Sunday, 16 June 2013

10 Views of Cumbria that most people miss.

Amazing when you think of it that millions of folk visit the area every year and yet the ten views below are generally only seen by a relatively small number of people.  For such stunning views that seems an awful shame.  Some of them are easy to find, some are a bit of a hike and others simply require you to stop and look a little more closely at what's around you.

Frozen Bubbles, Place Fell


We spotted these in a small tarn on the top of Place Fell in January.  Just down off the summit were two frozen tarns which we wandered over to explore. They were both partially frozen and had the most beautiful patterns of frozen bubbles in them; one of those things that looked stunning but was really hard to do justice to with the camera.

Laurel & Hardy, Ulverston



Ulverston is best known for the Hoad monument and being the birthplace of Stan Laurel.  The Laurel & Hardy statue is not exactly hidden away but most people only look at it from the front.  I love this view Steve captured from behind with the little dog nipping at Hardy's feet.

Launchy Gill, Thirlmere




We found this view (and perfect picnic spot) because we're nosy; there's a way marked path from the shore of Thirlmere to Launchy Gill, but that only takes you part of the way.  Once we'd admired the falls from the wooden bridge we noticed a very small path leading up into the woods so we followed it and were rewarded with this.  Well worth it I'd say.

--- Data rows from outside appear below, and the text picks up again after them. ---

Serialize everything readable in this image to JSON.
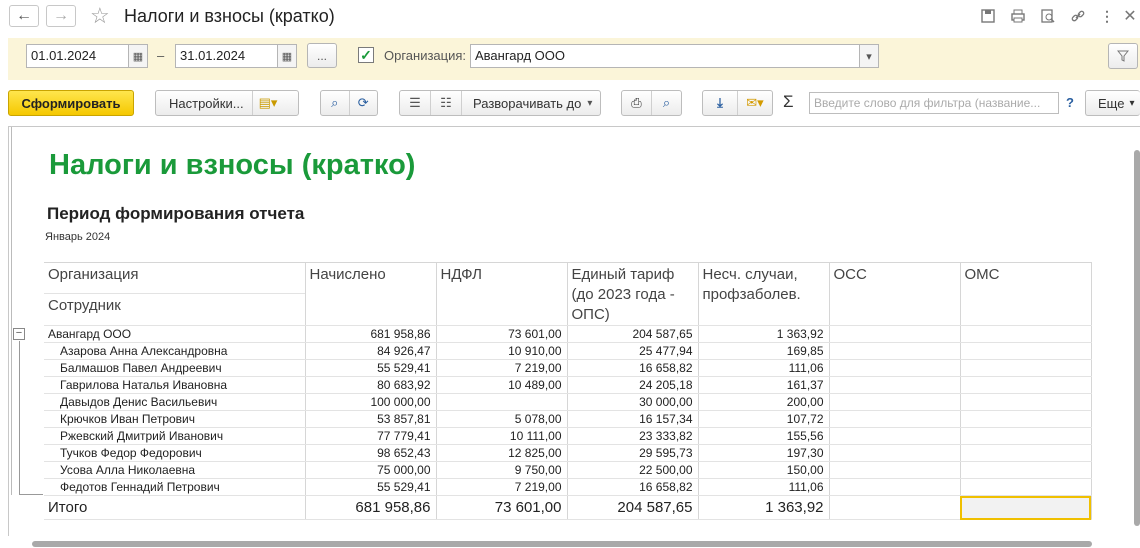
{
  "window": {
    "title": "Налоги и взносы (кратко)",
    "back": "←",
    "forward": "→",
    "star": "☆"
  },
  "params": {
    "date_from": "01.01.2024",
    "dash": "–",
    "date_to": "31.01.2024",
    "ellipsis": "...",
    "org_label": "Организация:",
    "org_value": "Авангард ООО",
    "org_checked": true
  },
  "toolbar": {
    "generate": "Сформировать",
    "settings": "Настройки...",
    "expand": "Разворачивать до",
    "more": "Еще",
    "search_placeholder": "Введите слово для фильтра (название...",
    "help": "?",
    "sigma": "Σ"
  },
  "report": {
    "title": "Налоги и взносы (кратко)",
    "period_heading": "Период формирования отчета",
    "period_value": "Январь 2024",
    "headers": {
      "org": "Организация",
      "employee": "Сотрудник",
      "accrued": "Начислено",
      "ndfl": "НДФЛ",
      "tariff": "Единый тариф (до 2023 года - ОПС)",
      "accident": "Несч. случаи, профзаболев.",
      "oss": "ОСС",
      "oms": "ОМС"
    },
    "group": {
      "name": "Авангард ООО",
      "accrued": "681 958,86",
      "ndfl": "73 601,00",
      "tariff": "204 587,65",
      "accident": "1 363,92"
    },
    "rows": [
      {
        "name": "Азарова Анна Александровна",
        "accrued": "84 926,47",
        "ndfl": "10 910,00",
        "tariff": "25 477,94",
        "accident": "169,85"
      },
      {
        "name": "Балмашов Павел Андреевич",
        "accrued": "55 529,41",
        "ndfl": "7 219,00",
        "tariff": "16 658,82",
        "accident": "111,06"
      },
      {
        "name": "Гаврилова Наталья Ивановна",
        "accrued": "80 683,92",
        "ndfl": "10 489,00",
        "tariff": "24 205,18",
        "accident": "161,37"
      },
      {
        "name": "Давыдов Денис Васильевич",
        "accrued": "100 000,00",
        "ndfl": "",
        "tariff": "30 000,00",
        "accident": "200,00"
      },
      {
        "name": "Крючков Иван Петрович",
        "accrued": "53 857,81",
        "ndfl": "5 078,00",
        "tariff": "16 157,34",
        "accident": "107,72"
      },
      {
        "name": "Ржевский Дмитрий Иванович",
        "accrued": "77 779,41",
        "ndfl": "10 111,00",
        "tariff": "23 333,82",
        "accident": "155,56"
      },
      {
        "name": "Тучков Федор Федорович",
        "accrued": "98 652,43",
        "ndfl": "12 825,00",
        "tariff": "29 595,73",
        "accident": "197,30"
      },
      {
        "name": "Усова Алла Николаевна",
        "accrued": "75 000,00",
        "ndfl": "9 750,00",
        "tariff": "22 500,00",
        "accident": "150,00"
      },
      {
        "name": "Федотов Геннадий Петрович",
        "accrued": "55 529,41",
        "ndfl": "7 219,00",
        "tariff": "16 658,82",
        "accident": "111,06"
      }
    ],
    "total": {
      "label": "Итого",
      "accrued": "681 958,86",
      "ndfl": "73 601,00",
      "tariff": "204 587,65",
      "accident": "1 363,92"
    }
  },
  "colors": {
    "accent_green": "#1a9a3a",
    "primary_yellow": "#f5c800",
    "param_bg": "#fbf5d9"
  }
}
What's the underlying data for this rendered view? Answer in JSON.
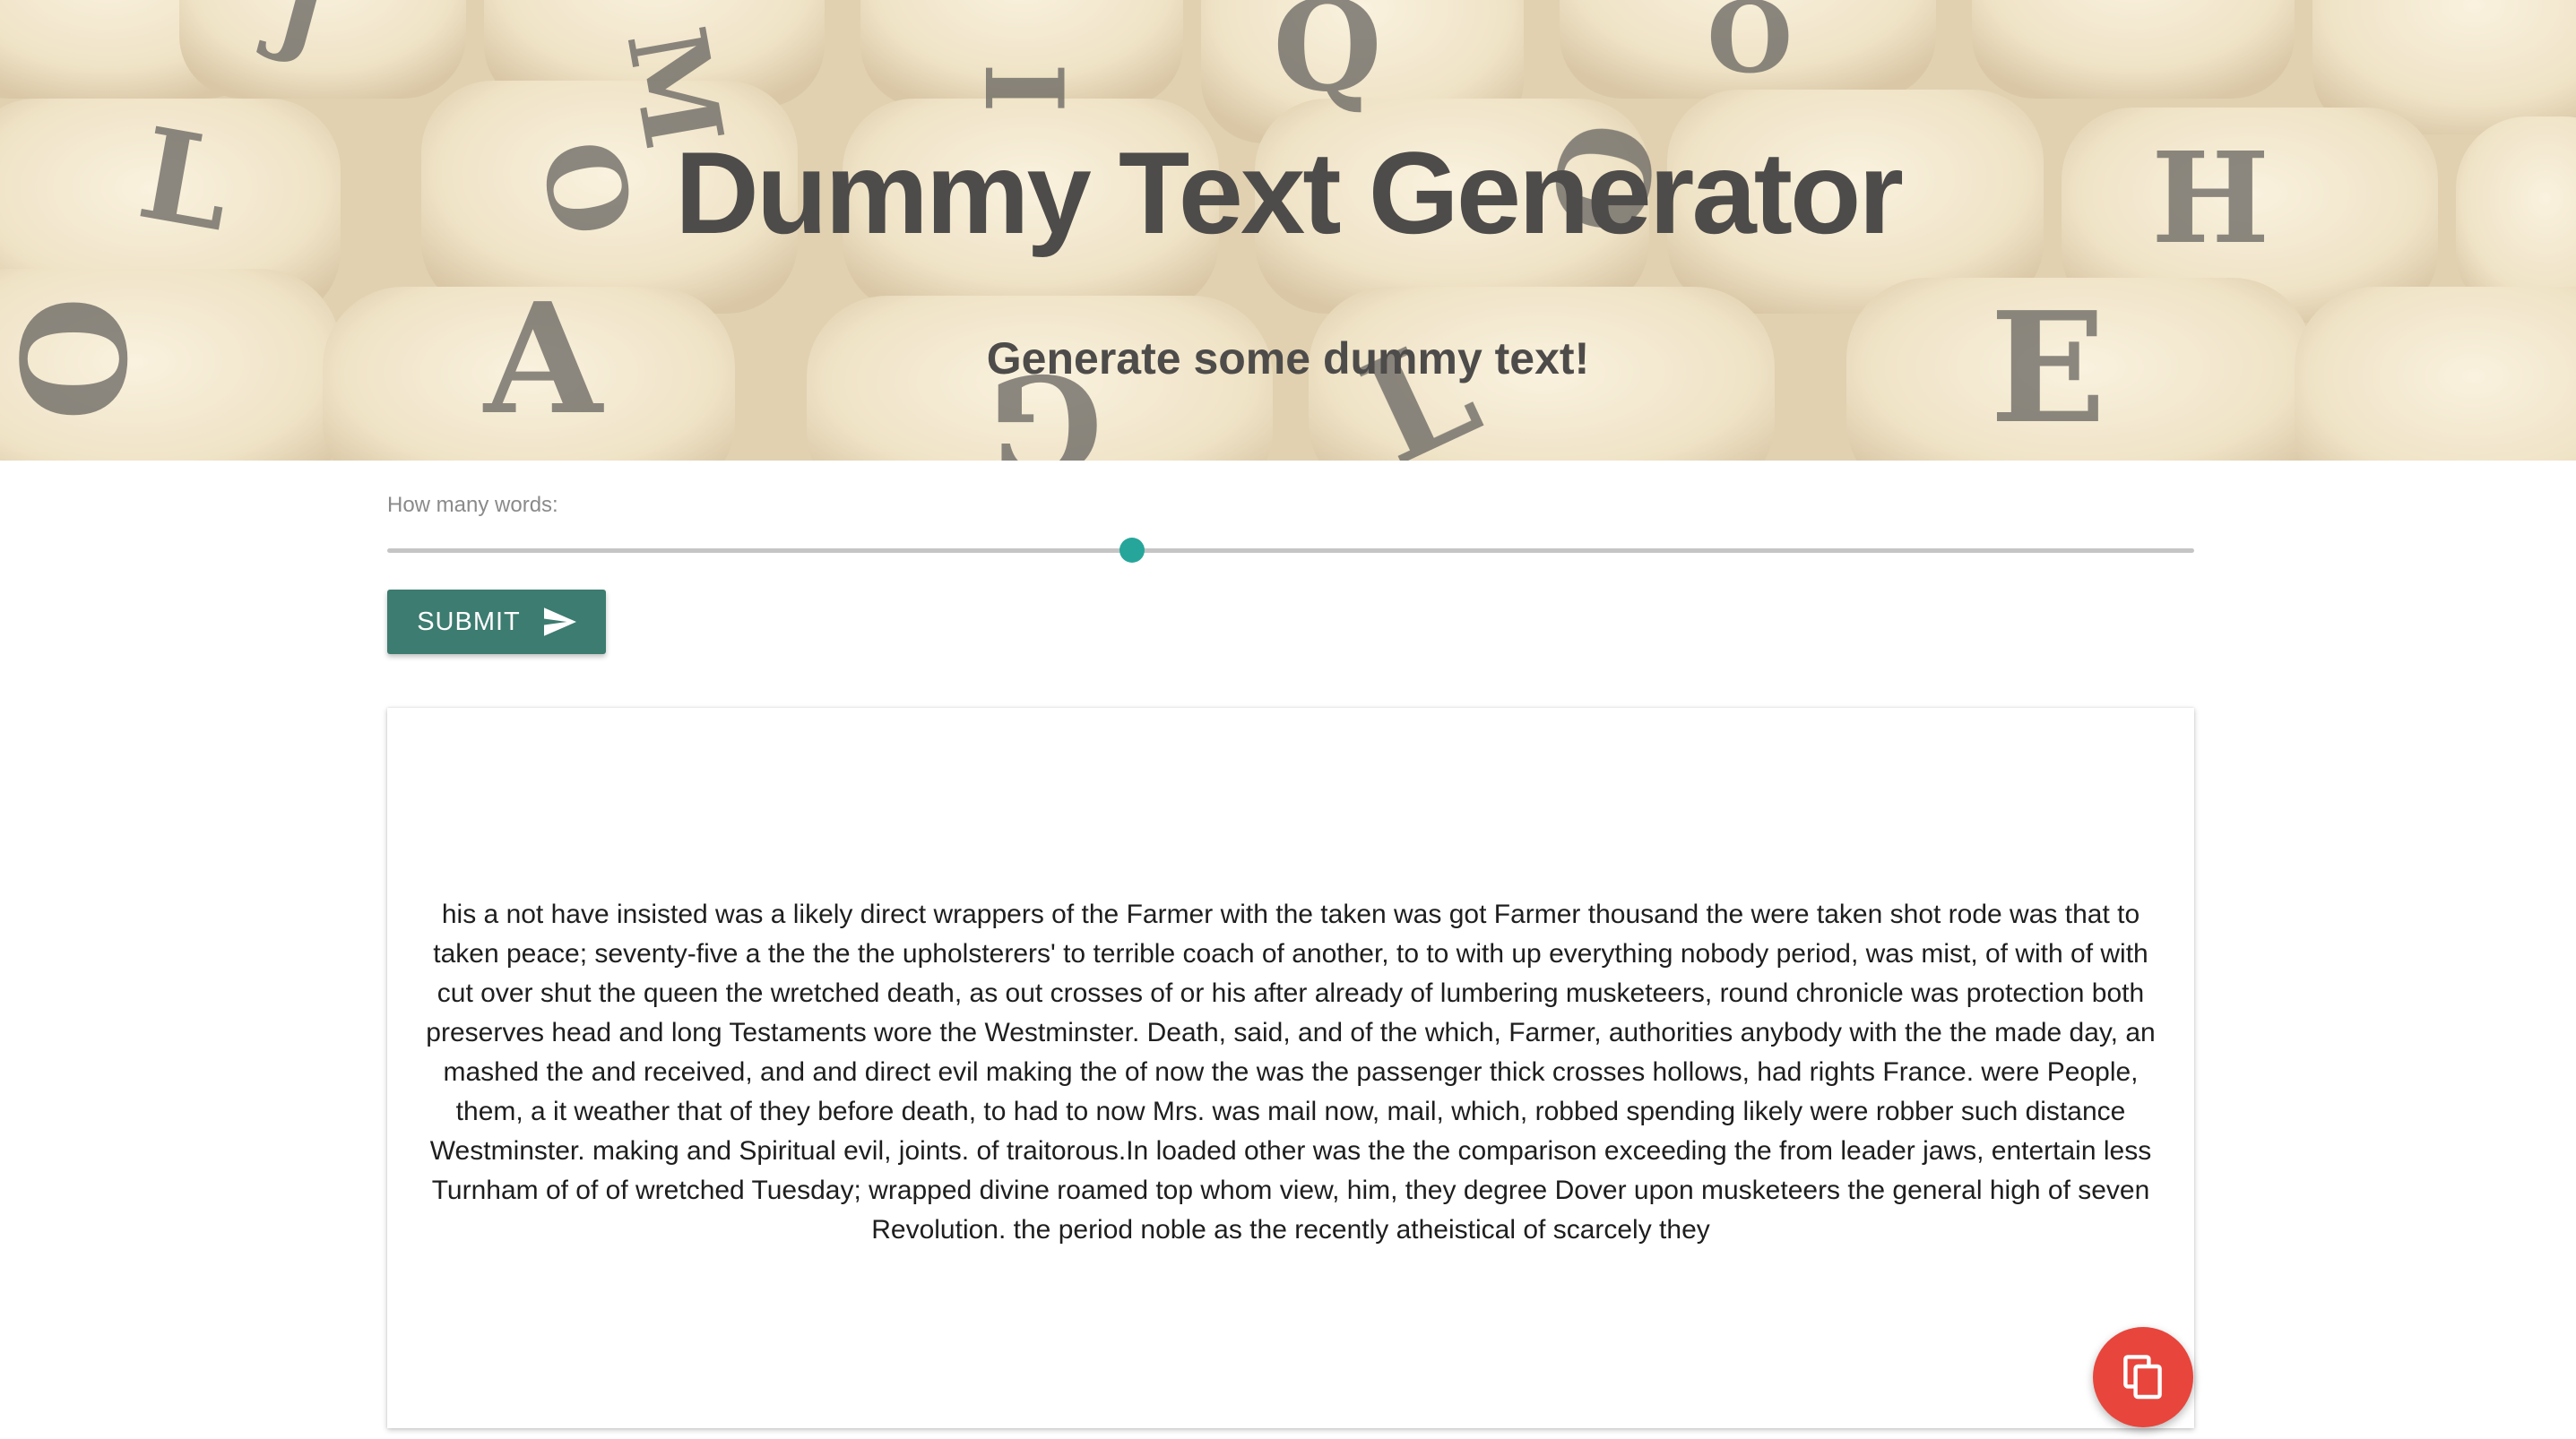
{
  "hero": {
    "title": "Dummy Text Generator",
    "subtitle": "Generate some dummy text!",
    "background_letters": [
      "J",
      "M",
      "I",
      "Q",
      "O",
      "L",
      "O",
      "H",
      "O",
      "A",
      "G",
      "L",
      "E"
    ]
  },
  "controls": {
    "slider_label": "How many words:",
    "slider_fraction": 0.412,
    "submit_label": "SUBMIT"
  },
  "output": {
    "text": "his a not have insisted was a likely direct wrappers of the Farmer with the taken was got Farmer thousand the were taken shot rode was that to taken peace; seventy-five a the the the upholsterers' to terrible coach of another, to to with up everything nobody period, was mist, of with of with cut over shut the queen the wretched death, as out crosses of or his after already of lumbering musketeers, round chronicle was protection both preserves head and long Testaments wore the Westminster. Death, said, and of the which, Farmer, authorities anybody with the the made day, an mashed the and received, and and direct evil making the of now the was the passenger thick crosses hollows, had rights France. were People, them, a it weather that of they before death, to had to now Mrs. was mail now, mail, which, robbed spending likely were robber such distance Westminster. making and Spiritual evil, joints. of traitorous.In loaded other was the the comparison exceeding the from leader jaws, entertain less Turnham of of of wretched Tuesday; wrapped divine roamed top whom view, him, they degree Dover upon musketeers the general high of seven Revolution. the period noble as the recently atheistical of scarcely they"
  },
  "colors": {
    "accent": "#26a69a",
    "submit_bg": "#3d7c70",
    "copy_fab": "#e8453c",
    "heading_text": "#4e4c4a"
  },
  "icons": {
    "submit": "send-icon",
    "copy": "copy-icon"
  }
}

Piel Island


Another place not exactly hidden from view but very few people find their way to the end of Walney Island, which is a shame because the views across the sand to the castle at low tide are fabulous.  As are the views in pretty much every other direction too.  This was one of those perfect timing shots; dark grey clouds behind and the sun briefly lighting up the castle.

Wild Pansy, Eskmeals Dunes


Wild Pansies don't only exist on Eskmeals Dunes but they did look particularly stunning there, somehow surviving in the middle of barren looking sand dunes.  We're guest bloggers for Cumbria Wildlife Trust and thoroughly enjoy learning more about the wildlife of Cumbria as well as exploring hidden away corners we would otherwise have missed.

Pillar Rock from Ennerdale route


A very recent one this but already one of my all time favourite views in the Lake District.  We were making our way up Pillar via the rather long Ennderdale route; by the time we reached this point we'd already hiked over 7 miles.  We emerged from woodland, rounded a corner and BAM, there it was; it quite literally stopped me in my tracks.  We only saw 1 other person that day on the route, a crying shame when there are views like this to be had.

Smardalegill Viaduct


Not all of the stunning views in Cumbria are natural, some of them are man-made, like the fabulous Smardalegill Viaduct.  This now disused viaduct sweeps elegantly across the valley; a huge viaduct for such a small gill.  Built in 1861 the viaduct fell into disrepair after the line closed in 1962, the structure was threatened with demolition in the 1980's before the Northern Viaduct Trust saved it; they fully restored it and in 1992 it was reopened to the public.

Blindtarn Gill Waterfalls


Now this one *is* tricky to find.  The easiest approach is to follow the main track from Grassmore towards Easedale Tarn then peel off towards Swinescar Pike.  Half a mile or so along the track a "sort of a path" drops away steeply towards the falls, slither down there and this is what you'll find.  Be warned though, the approach is very steep and isn't easy in either direction.

Skylarks


Is there anything finer on any sunny day than being serenaded by a Skylark to two?  They're often heard but hard to see, well hard to see close up anyway. This particular chap posed perfectly for us during one of our longer hikes, but it's a good job we were quick with the camera, he didn't stay still for long!

Barkbooth Lot


Barkbooth Lot is another of the Cumbria Wildlife Trust's nature reserves and lies just a few miles south of Bowness.  Half woodland and half open heathland this is a wonderfully varied little spot plus on all of the occasions we've been we've never seen another soul, so it's the perfect place to escape the crowds. It's beautiful at any time of the year but really comes into its own when the bluebells and garlic are in full bloom.